Historic districts and Commercial Revitalization districts were input based on map information supplied by the Urban Planning staff.

Flood plain data were developed from Flood boundary and Floodway maps received from FEMA. FEMA maps are not drawn to scale and show floodway boundaries in relation to creeks and selected roads. These features were digitized by referencing these same features available in the GIS database.

The City Center is the official district designated as the central business district of the City of Birmingham.

Landslide susceptibility boundaries were based on an engineering study conducted in 1979 for the north face of Red Mountain. GIS staff hand digitized data displayed on 1:24000 scale USGS quadrangle maps that had been photo revised in 1978.

Sanitary sewer lines, manholes, and pump stations were input by GIS staff from existing as-builts and construction plans. No effort has been made to locate the sewers in their exact position. When possible, the lines and manholes were located on the appropriate side of the street.

Water lines, water valves, and hydrants were originally developed from maps provided by the Birmingham Water Works Board. The Birmingham Water Works Board is the official source for information about water lines and should be consulted as the final authority. In 2000 the Birmingham Fire Department was consulted to update the fire hydrants. This is now maintained based on information provided from the Fire Department.

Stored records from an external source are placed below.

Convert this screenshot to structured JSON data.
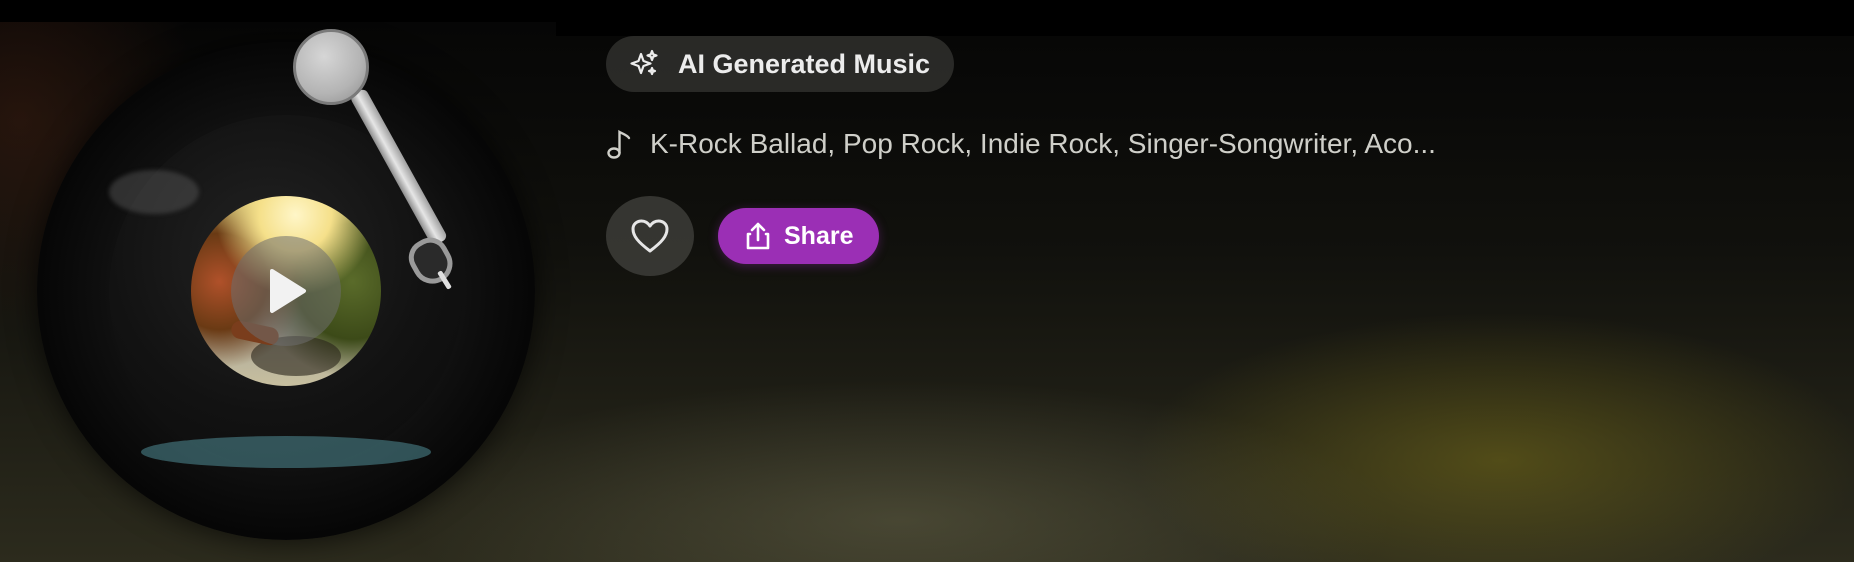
{
  "badge": {
    "icon": "sparkles-icon",
    "label": "AI Generated Music"
  },
  "genres": {
    "icon": "music-note-icon",
    "text": "K-Rock Ballad, Pop Rock, Indie Rock, Singer-Songwriter, Aco..."
  },
  "actions": {
    "like": {
      "icon": "heart-icon"
    },
    "share": {
      "icon": "share-icon",
      "label": "Share"
    }
  },
  "player": {
    "play_icon": "play-icon"
  },
  "colors": {
    "accent": "#9b2fb5",
    "badge_bg": "#464642",
    "text": "#ececec"
  }
}
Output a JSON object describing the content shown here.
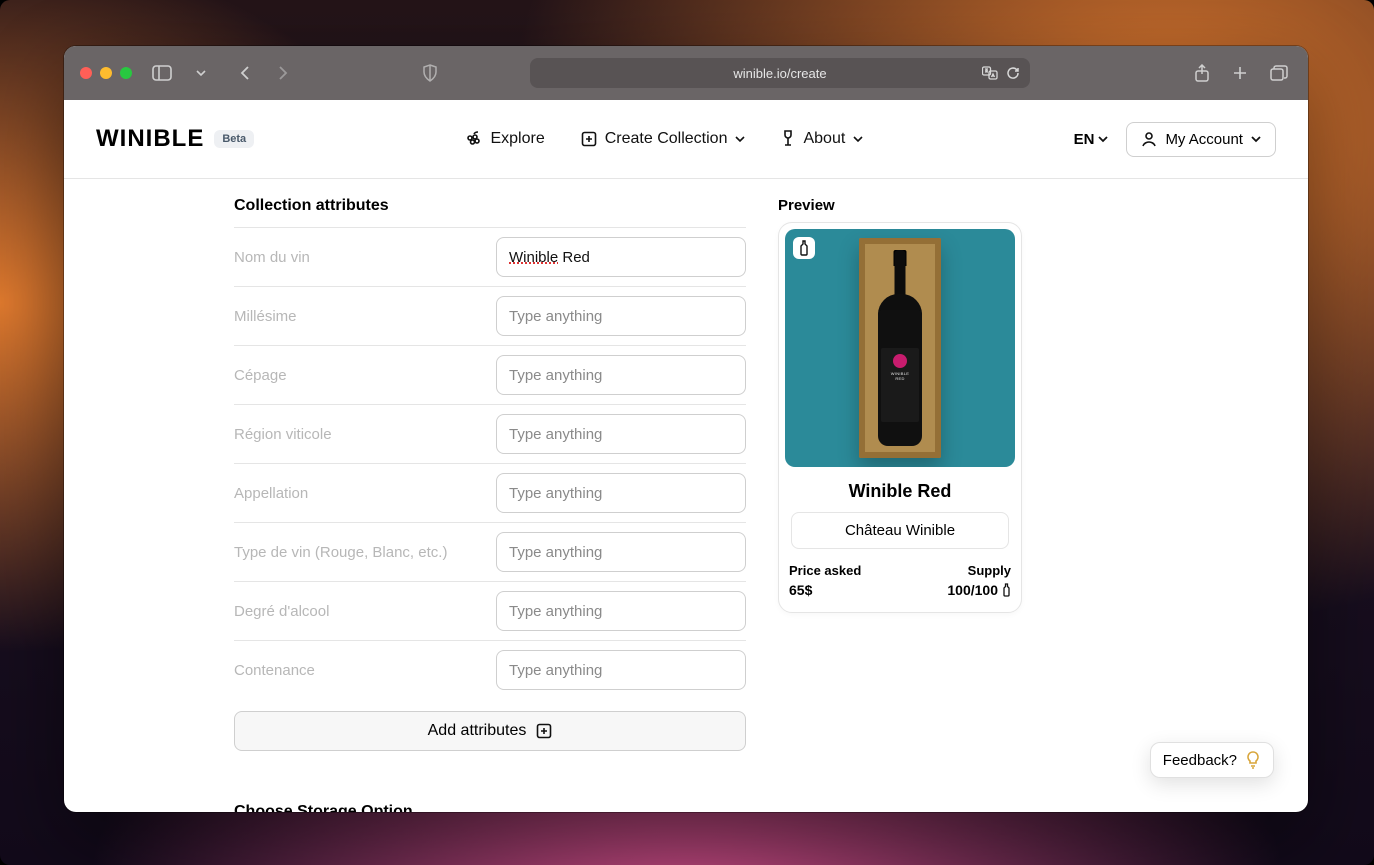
{
  "browser": {
    "url": "winible.io/create"
  },
  "header": {
    "logo": "WINIBLE",
    "badge": "Beta",
    "nav": {
      "explore": "Explore",
      "create": "Create Collection",
      "about": "About"
    },
    "lang": "EN",
    "account": "My Account"
  },
  "form": {
    "heading": "Collection attributes",
    "placeholder": "Type anything",
    "attributes": [
      {
        "label": "Nom du vin",
        "value": "Winible Red",
        "spellword": "Winible"
      },
      {
        "label": "Millésime",
        "value": ""
      },
      {
        "label": "Cépage",
        "value": ""
      },
      {
        "label": "Région viticole",
        "value": ""
      },
      {
        "label": "Appellation",
        "value": ""
      },
      {
        "label": "Type de vin (Rouge, Blanc, etc.)",
        "value": ""
      },
      {
        "label": "Degré d'alcool",
        "value": ""
      },
      {
        "label": "Contenance",
        "value": ""
      }
    ],
    "add_button": "Add attributes",
    "storage_heading": "Choose Storage Option"
  },
  "preview": {
    "label": "Preview",
    "title": "Winible Red",
    "producer": "Château Winible",
    "bottle_label_line1": "WINIBLE",
    "bottle_label_line2": "RED",
    "price_label": "Price asked",
    "price_value": "65$",
    "supply_label": "Supply",
    "supply_value": "100/100"
  },
  "feedback": {
    "label": "Feedback?"
  }
}
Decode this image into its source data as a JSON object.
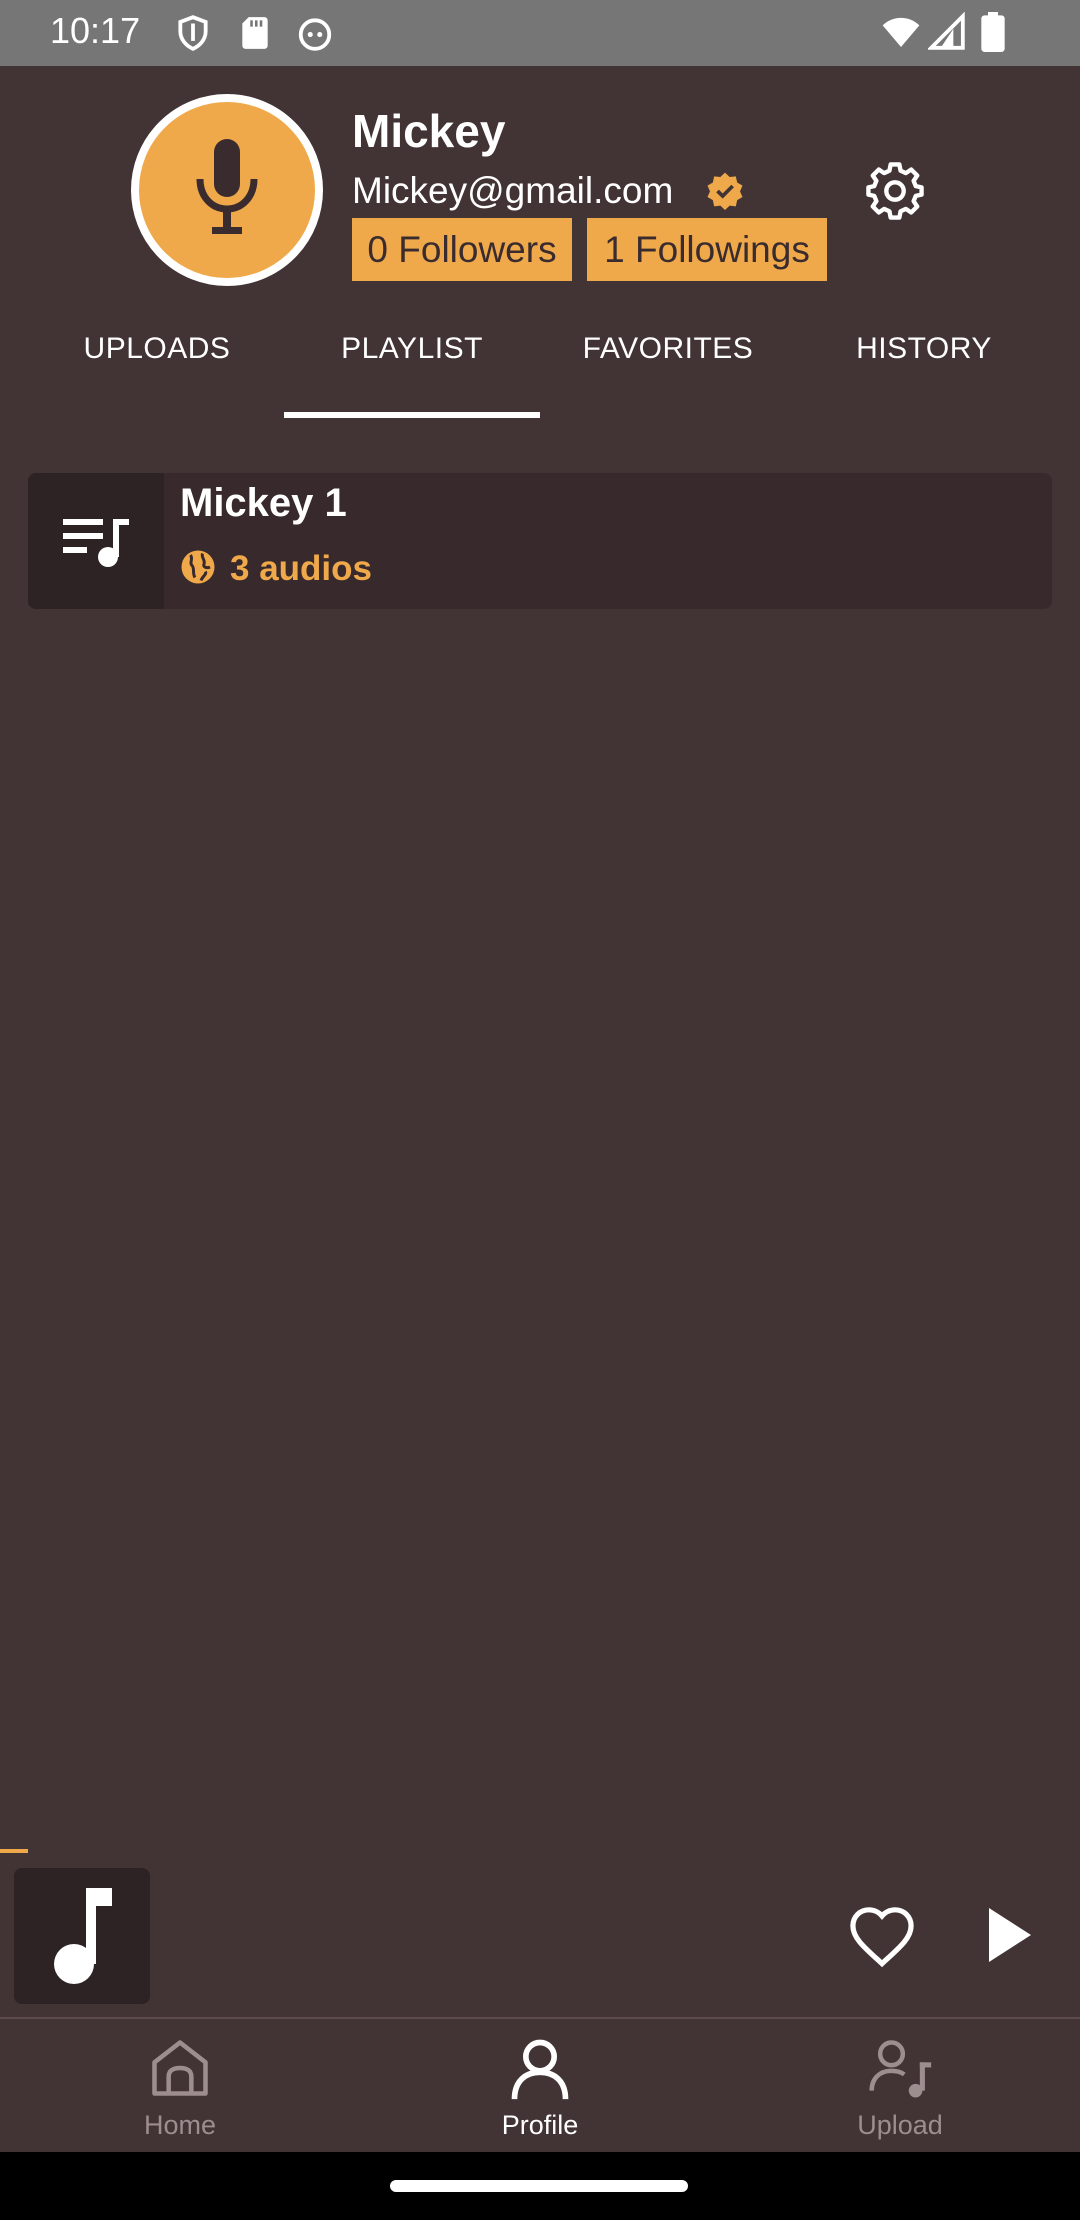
{
  "status_bar": {
    "time": "10:17"
  },
  "profile": {
    "name": "Mickey",
    "email": "Mickey@gmail.com",
    "followers": "0 Followers",
    "followings": "1 Followings"
  },
  "tabs": [
    {
      "label": "UPLOADS"
    },
    {
      "label": "PLAYLIST",
      "selected": true
    },
    {
      "label": "FAVORITES"
    },
    {
      "label": "HISTORY"
    }
  ],
  "playlists": [
    {
      "title": "Mickey 1",
      "count": "3 audios",
      "visibility_icon": "globe-icon"
    }
  ],
  "player": {
    "progress_fraction": 0.026
  },
  "bottom_nav": [
    {
      "label": "Home",
      "icon": "home-icon"
    },
    {
      "label": "Profile",
      "icon": "person-icon",
      "selected": true
    },
    {
      "label": "Upload",
      "icon": "upload-music-icon"
    }
  ],
  "colors": {
    "background": "#423335",
    "accent": "#efa94a",
    "card": "#382a2c",
    "status_bar": "#767676"
  }
}
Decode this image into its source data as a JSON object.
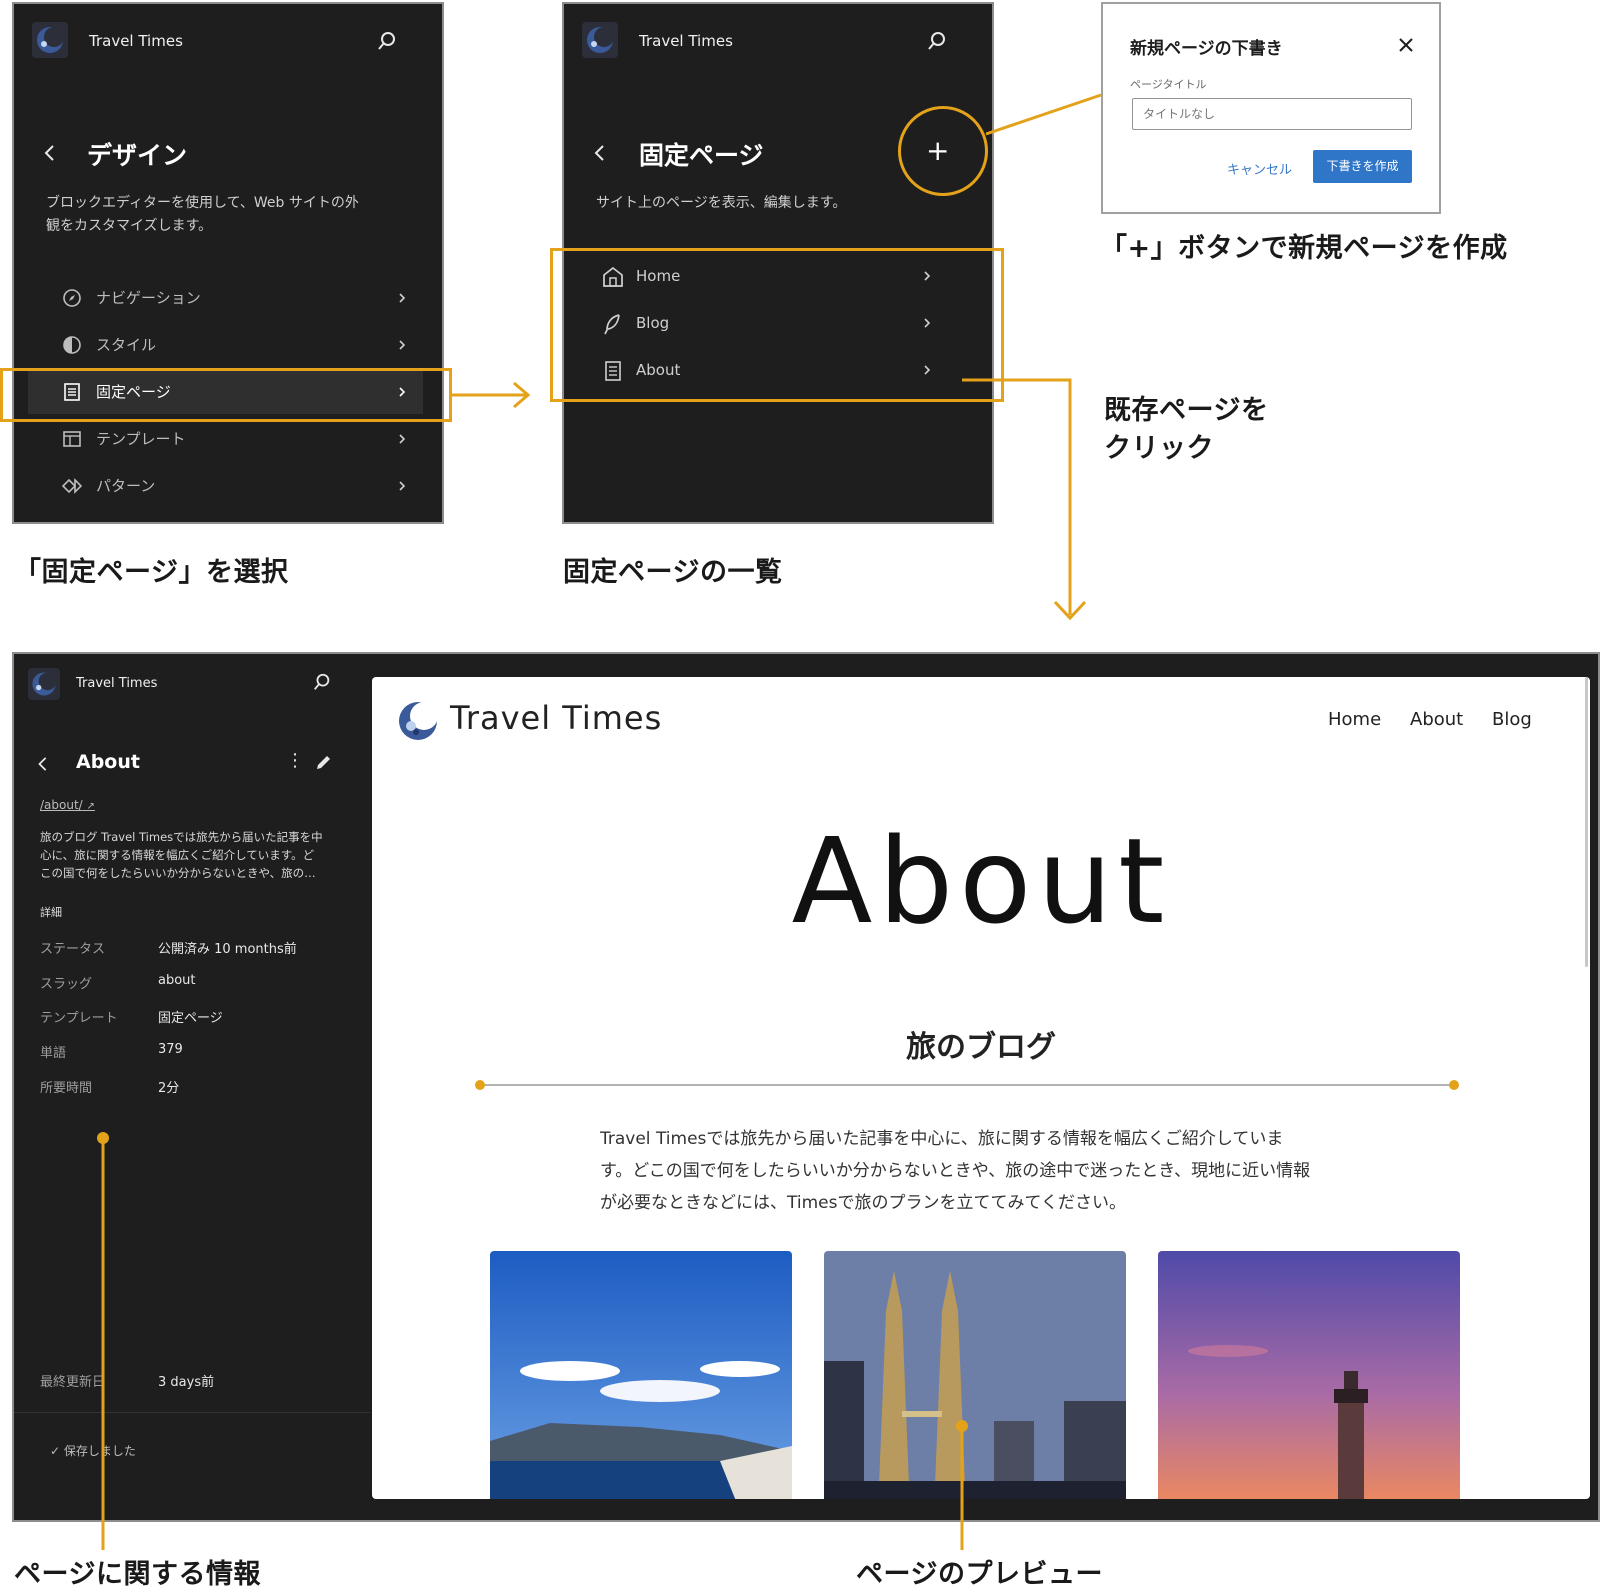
{
  "site": {
    "name": "Travel Times"
  },
  "panel1": {
    "title": "デザイン",
    "desc_line1": "ブロックエディターを使用して、Web サイトの外",
    "desc_line2": "観をカスタマイズします。",
    "items": [
      {
        "label": "ナビゲーション",
        "icon": "navigation-icon"
      },
      {
        "label": "スタイル",
        "icon": "styles-icon"
      },
      {
        "label": "固定ページ",
        "icon": "page-icon"
      },
      {
        "label": "テンプレート",
        "icon": "template-icon"
      },
      {
        "label": "パターン",
        "icon": "pattern-icon"
      }
    ]
  },
  "panel2": {
    "title": "固定ページ",
    "desc": "サイト上のページを表示、編集します。",
    "add_label": "+",
    "pages": [
      {
        "label": "Home",
        "icon": "home-icon"
      },
      {
        "label": "Blog",
        "icon": "feather-icon"
      },
      {
        "label": "About",
        "icon": "page-icon"
      }
    ]
  },
  "dialog": {
    "title": "新規ページの下書き",
    "field_label": "ページタイトル",
    "placeholder": "タイトルなし",
    "cancel": "キャンセル",
    "create": "下書きを作成"
  },
  "captions": {
    "select_page": "「固定ページ」を選択",
    "page_list": "固定ページの一覧",
    "new_page": "「+」ボタンで新規ページを作成",
    "click_existing_1": "既存ページを",
    "click_existing_2": "クリック",
    "page_info": "ページに関する情報",
    "page_preview": "ページのプレビュー"
  },
  "editor": {
    "title": "About",
    "link": "/about/",
    "excerpt_1": "旅のブログ Travel Timesでは旅先から届いた記事を中",
    "excerpt_2": "心に、旅に関する情報を幅広くご紹介しています。ど",
    "excerpt_3": "この国で何をしたらいいか分からないときや、旅の…",
    "details_heading": "詳細",
    "details": [
      {
        "label": "ステータス",
        "value": "公開済み 10 months前"
      },
      {
        "label": "スラッグ",
        "value": "about"
      },
      {
        "label": "テンプレート",
        "value": "固定ページ"
      },
      {
        "label": "単語",
        "value": "379"
      },
      {
        "label": "所要時間",
        "value": "2分"
      }
    ],
    "last_updated_label": "最終更新日",
    "last_updated_value": "3 days前",
    "saved": "保存しました"
  },
  "preview": {
    "site_name": "Travel Times",
    "nav": [
      "Home",
      "About",
      "Blog"
    ],
    "title": "About",
    "subtitle": "旅のブログ",
    "body_1": "Travel Timesでは旅先から届いた記事を中心に、旅に関する情報を幅広くご紹介していま",
    "body_2": "す。どこの国で何をしたらいいか分からないときや、旅の途中で迷ったとき、現地に近い情報",
    "body_3": "が必要なときなどには、Timesで旅のプランを立ててみてください。"
  },
  "colors": {
    "accent": "#e3a21a",
    "panel_bg": "#1e1e1e",
    "primary_button": "#2f75c8"
  }
}
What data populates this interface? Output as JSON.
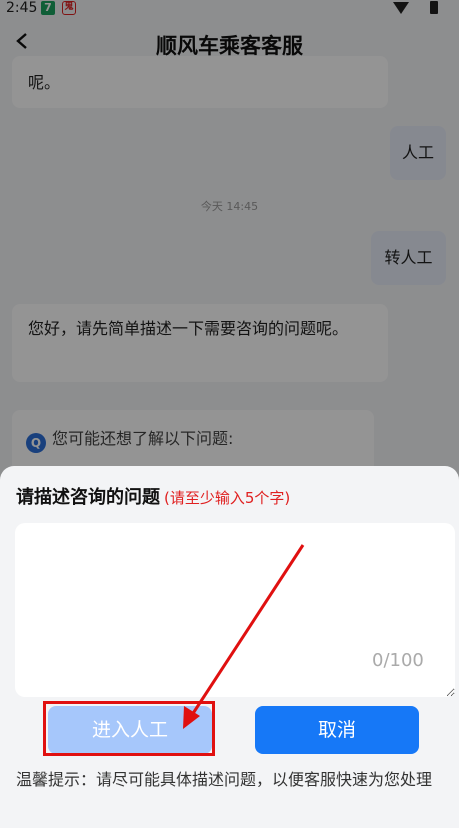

The Official Fire District boundary was developed from boundary descriptions provided by the Birmingham Fire Department.

Cell towers were developed from coordinate and descriptive information provided by major cell tower providers.

Census data were downloaded from the U.S. Census Bureau and represent the official geography used by the Bureau when compiling each ten-year census count. Three census-related data layers are provided: blocks, block groups, and tracts. Typically the boundaries consist of roads, railroads, or other natural features. 'Blocks' are the smallest geographic unit that the Census Bureau uses to count the population. The next level of geography is the 'block group' which is a logical collection of blocks. Finally, block groups are organized to form 'tracts'. Each tract contains approximately 4,000 persons.

The census boundaries are developed from a variety of sources. The physical features for census boundaries do not meet the mapping standards used by the City. Therefore, when drawn, the census data do not visually overlay the City's GIS with much accuracy. For example, roads and census boundaries do not coincide on the screen. Care must be taken when using the census geography and GIS data together.

The above information is provided to the user about the source, accuracy level, and currency of the City of Birmingham GIS data.